NBC is trying to woo cord cutters and cord nevers with its plans to launch Seeso, an all-you-can-eat comedy streaming video service. For $3.99 a month, subscribers can watch their fill of comedy classics like The Office and 30 Rock, exclusive programs including Monty Python’s Flying Circus and Kids in the Hall, only available on Seeso, as well as original programming like The UCB Show, an animated adventure from Dan Harmon.
According to Mashable, Seeso is only available in beta right now, but will be released to everyone in January. For now, interested viewers can indicate their interest on the Seeso site to learn when they can subscribe.
NBC joins the over-the-top (OTT) TV crowd, including services like Netflix, Hulu, HBO Now, CBS All Access and others, who are trying to appeal to cord cutters and cord nevers, who are ditching pricey cable subscriptions in favor of on-demand programming they can watch at home or on the go. NBC “leaked” news of the service in March, but until now, it offered little in the way of details.
And, of course, NBC is owned by cable giant Comcast who also ventured into the OTT world with its own streaming service Watchable. That product is curious in and of itself. Comcast offers a cord cutting product, but to use Watchable, you have to have a cable subscription.
There are many streaming services entering the OTT marketplace to try to capture Millennials who lean toward on-demand viewing, as well as traditional TV customers who are tired of paying for pricey TV subscriptions. Netflix and Hulu have the most extensive offerings and the largest audiences, while others like HBO Now and CBS All Access have more limited offerings.

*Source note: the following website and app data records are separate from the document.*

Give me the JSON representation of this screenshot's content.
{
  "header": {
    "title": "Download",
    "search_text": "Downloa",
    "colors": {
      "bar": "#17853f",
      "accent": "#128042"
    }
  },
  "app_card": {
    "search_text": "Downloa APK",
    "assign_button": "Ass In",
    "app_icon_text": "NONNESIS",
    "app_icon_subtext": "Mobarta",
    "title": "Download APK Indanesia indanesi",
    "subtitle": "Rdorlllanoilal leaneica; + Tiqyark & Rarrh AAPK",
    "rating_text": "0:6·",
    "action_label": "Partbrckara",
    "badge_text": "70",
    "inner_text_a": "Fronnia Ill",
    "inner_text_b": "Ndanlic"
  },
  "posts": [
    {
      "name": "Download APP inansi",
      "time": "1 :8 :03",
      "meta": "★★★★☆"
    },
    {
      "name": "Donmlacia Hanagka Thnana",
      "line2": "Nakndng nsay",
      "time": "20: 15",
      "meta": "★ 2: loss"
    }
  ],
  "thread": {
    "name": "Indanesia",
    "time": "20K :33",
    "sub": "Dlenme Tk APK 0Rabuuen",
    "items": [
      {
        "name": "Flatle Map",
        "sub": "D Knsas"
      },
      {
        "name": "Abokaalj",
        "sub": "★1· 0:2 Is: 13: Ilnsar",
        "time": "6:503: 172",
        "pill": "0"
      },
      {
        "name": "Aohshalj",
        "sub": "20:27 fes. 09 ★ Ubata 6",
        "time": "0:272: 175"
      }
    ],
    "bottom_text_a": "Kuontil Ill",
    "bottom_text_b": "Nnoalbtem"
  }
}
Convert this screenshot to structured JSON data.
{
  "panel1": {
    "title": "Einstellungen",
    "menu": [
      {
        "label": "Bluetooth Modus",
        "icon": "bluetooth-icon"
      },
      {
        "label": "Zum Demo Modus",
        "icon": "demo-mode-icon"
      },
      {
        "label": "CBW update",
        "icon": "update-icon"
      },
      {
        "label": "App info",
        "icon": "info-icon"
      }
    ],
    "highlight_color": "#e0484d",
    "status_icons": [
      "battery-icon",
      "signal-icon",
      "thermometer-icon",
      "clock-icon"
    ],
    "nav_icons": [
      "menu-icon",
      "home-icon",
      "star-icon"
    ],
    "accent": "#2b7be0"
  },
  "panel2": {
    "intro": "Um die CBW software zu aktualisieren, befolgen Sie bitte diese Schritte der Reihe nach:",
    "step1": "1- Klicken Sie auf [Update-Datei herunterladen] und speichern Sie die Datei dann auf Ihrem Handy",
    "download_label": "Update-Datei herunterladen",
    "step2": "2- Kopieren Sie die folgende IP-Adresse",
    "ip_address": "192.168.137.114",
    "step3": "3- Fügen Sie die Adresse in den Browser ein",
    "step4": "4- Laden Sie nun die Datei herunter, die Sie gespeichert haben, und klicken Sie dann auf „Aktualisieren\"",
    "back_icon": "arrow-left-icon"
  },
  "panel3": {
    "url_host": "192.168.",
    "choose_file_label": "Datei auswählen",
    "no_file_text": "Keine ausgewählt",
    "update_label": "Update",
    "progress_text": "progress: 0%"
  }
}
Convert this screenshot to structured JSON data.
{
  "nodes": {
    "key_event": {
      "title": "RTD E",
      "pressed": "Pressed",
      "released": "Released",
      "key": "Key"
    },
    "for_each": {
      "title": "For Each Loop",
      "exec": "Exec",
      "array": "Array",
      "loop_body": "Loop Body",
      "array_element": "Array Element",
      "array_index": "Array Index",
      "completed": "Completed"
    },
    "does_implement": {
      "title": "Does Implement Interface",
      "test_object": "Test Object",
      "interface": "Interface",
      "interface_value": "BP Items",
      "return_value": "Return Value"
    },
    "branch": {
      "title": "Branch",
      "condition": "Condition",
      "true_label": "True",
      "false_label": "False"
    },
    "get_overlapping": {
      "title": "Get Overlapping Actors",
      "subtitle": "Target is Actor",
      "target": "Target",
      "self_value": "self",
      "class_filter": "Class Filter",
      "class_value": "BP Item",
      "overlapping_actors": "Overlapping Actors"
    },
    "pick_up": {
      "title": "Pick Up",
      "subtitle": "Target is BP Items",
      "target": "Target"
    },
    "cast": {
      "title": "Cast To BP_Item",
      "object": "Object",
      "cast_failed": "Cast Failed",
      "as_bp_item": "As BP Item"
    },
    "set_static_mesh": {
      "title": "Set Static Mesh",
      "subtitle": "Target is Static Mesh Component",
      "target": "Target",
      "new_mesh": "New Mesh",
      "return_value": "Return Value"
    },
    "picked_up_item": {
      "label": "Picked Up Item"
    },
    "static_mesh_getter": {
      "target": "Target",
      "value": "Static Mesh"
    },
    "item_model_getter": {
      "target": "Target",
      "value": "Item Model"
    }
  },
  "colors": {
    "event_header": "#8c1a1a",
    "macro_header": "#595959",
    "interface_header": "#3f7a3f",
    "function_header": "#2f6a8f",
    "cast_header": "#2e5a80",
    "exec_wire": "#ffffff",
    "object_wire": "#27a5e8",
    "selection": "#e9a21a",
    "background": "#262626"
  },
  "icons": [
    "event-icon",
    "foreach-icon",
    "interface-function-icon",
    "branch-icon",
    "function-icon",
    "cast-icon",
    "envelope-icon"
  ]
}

We expect Netflix and Hulu to remain the top OTT services – for now – provided that their price points and programming continue to appeal to a wide customer base. Each offers multiple price points and plan options, while other services like Seeso and CBC All Access are priced lower but have limited content to choose from. Services like those will attract fans of those specific types of programming.
We also expect to see more players entering the OTT market in the next several years. Less popular services will eventually be weeded out, while major players like Netflix and Hulu will secure their place in OTT history.
Price and programming will be key differentiators, but streaming video services also need to be cognizant of their business models, including the involuntary churn that Netflix noted last week in its third quarter earnings report. This is a very real concern for all subscription companies, including streaming on-demand video services like Netflix and NBC’s Seeso.
As banks reissue credit and debit cards with chip cards – also called smart cards or EMV cards – card numbers and/or expiration dates will change, causing subscription renewal payments to fail. Subscription companies will need to develop systematic ways to refresh that customer data to prevent an involuntary, but very real, mass exodus of its subscribers.
For more on that topic, see our interview with payment processing expert Paul Larsen of Paul Larsen Consulting LLC, who will be a keynote speaker at our Mastering Payment Processing for Recurring Revenue event this Thurs., Oct. 22.